Are you worried about the cost of assisted living and nursing home care? As the number of aging Minnesotans increases, more people will need long term care due to health issues such as strokes, Alzheimer’s Disease or Parkinson’s Disease. It is no secret that long term care is costly.
How is long term care paid for?
Medicare and health insurance. Medicare and your private health insurance pay for a limited amount of nursing home care in certain situations. For example, if you fall and need to be in a care facility while you receive physical therapy for a month before you return home, Medicare will likely pay. But Medicare and your health insurance will not pay for long term placements in nursing homes or assisted living communities.
Long Term Care Insurance. Not many people have long term care insurance but if you do, it will pay for all or part of the cost of your care depending on the terms of your policy.
Your money. Many people use their own funds to pay for long term care costs.

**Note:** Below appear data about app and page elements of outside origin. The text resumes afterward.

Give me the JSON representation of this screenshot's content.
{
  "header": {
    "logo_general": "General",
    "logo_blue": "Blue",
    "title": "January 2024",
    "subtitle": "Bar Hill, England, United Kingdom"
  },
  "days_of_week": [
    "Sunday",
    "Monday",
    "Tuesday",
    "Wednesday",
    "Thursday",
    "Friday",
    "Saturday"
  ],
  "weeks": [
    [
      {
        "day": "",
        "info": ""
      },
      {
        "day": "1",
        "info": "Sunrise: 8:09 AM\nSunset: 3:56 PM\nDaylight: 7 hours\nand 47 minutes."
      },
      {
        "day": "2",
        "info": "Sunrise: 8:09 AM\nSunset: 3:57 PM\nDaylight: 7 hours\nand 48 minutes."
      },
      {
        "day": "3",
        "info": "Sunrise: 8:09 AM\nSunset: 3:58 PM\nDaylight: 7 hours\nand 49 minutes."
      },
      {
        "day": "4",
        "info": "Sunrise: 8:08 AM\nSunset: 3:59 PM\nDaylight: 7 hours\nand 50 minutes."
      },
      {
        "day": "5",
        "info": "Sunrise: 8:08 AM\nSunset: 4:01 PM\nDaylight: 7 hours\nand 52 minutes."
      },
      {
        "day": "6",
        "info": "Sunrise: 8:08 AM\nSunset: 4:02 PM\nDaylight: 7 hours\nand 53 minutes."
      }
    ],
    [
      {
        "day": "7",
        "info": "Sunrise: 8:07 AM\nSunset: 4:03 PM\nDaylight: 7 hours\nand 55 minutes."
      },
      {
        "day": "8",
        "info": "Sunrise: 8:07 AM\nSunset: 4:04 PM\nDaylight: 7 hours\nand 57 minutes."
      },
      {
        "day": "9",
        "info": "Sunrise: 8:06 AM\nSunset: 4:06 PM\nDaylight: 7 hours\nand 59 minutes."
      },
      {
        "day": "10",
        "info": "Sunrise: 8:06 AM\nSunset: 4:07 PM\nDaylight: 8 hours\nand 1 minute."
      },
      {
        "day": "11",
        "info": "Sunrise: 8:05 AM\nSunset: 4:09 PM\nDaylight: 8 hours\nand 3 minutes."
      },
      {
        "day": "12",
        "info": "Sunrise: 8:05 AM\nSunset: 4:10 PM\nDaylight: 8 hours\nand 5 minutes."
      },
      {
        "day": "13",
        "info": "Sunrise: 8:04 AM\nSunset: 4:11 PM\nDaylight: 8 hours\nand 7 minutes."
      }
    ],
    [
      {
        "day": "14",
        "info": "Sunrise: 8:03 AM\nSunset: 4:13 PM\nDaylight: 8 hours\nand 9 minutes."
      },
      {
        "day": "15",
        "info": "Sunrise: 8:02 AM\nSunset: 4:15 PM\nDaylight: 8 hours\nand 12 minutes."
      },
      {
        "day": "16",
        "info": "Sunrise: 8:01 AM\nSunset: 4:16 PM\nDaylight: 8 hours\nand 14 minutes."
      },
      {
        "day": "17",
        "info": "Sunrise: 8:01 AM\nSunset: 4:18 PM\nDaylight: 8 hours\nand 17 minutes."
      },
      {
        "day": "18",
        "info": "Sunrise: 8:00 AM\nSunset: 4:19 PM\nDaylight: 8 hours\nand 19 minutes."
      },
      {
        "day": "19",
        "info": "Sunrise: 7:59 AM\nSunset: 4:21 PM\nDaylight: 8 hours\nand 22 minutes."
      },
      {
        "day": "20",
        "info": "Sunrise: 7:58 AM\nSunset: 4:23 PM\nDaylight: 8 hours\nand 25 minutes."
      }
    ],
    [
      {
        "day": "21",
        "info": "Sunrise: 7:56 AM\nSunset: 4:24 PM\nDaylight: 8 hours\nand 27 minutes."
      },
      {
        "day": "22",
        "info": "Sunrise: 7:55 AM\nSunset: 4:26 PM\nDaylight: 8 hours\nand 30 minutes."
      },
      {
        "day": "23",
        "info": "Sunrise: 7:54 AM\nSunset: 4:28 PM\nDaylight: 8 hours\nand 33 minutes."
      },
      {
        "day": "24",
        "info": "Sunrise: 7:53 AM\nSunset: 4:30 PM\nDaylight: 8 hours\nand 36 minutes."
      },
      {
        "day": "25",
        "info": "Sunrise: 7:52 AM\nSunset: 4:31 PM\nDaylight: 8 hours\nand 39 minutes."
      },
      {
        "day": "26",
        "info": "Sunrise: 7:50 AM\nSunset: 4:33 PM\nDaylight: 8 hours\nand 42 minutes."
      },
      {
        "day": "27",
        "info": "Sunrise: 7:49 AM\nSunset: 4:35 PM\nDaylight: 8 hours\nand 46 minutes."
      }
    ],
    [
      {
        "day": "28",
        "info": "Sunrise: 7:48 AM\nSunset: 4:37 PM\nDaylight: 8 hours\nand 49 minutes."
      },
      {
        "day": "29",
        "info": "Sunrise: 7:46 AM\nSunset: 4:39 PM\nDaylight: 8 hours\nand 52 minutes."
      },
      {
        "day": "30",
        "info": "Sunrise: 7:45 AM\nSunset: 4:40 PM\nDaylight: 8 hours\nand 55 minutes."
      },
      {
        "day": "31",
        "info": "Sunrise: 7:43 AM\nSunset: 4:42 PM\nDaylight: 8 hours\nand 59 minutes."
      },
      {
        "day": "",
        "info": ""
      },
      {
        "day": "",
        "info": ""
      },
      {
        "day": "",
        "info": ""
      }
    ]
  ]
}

Medicaid or Medical Assistance. The federal Medicaid program is called Medical Assistance in Minnesota. Medical Assistance will pay for long term care costs if you qualify based on your assets and income. You will not qualify for Medical Assistance if you gifted assets in the past sixty months in order to protect those assets. You may have to “spend down” some of your assets before you are eligible for Medical Assistance. For married couples where one spouse needs long term care, there are options and strategies for protecting assets and ensuring the financial well-being of the other spouse.
The rules for Medical Assistance eligibility are complex. Advice from an experienced elder law attorney is essential to properly navigate the Medical Assistance system and can protect a spouse or, possibly, other family members. Every family’s situation is different. Your “spend down” strategy will depend on your assets, debts and income, as well as the specific facts of your family situation.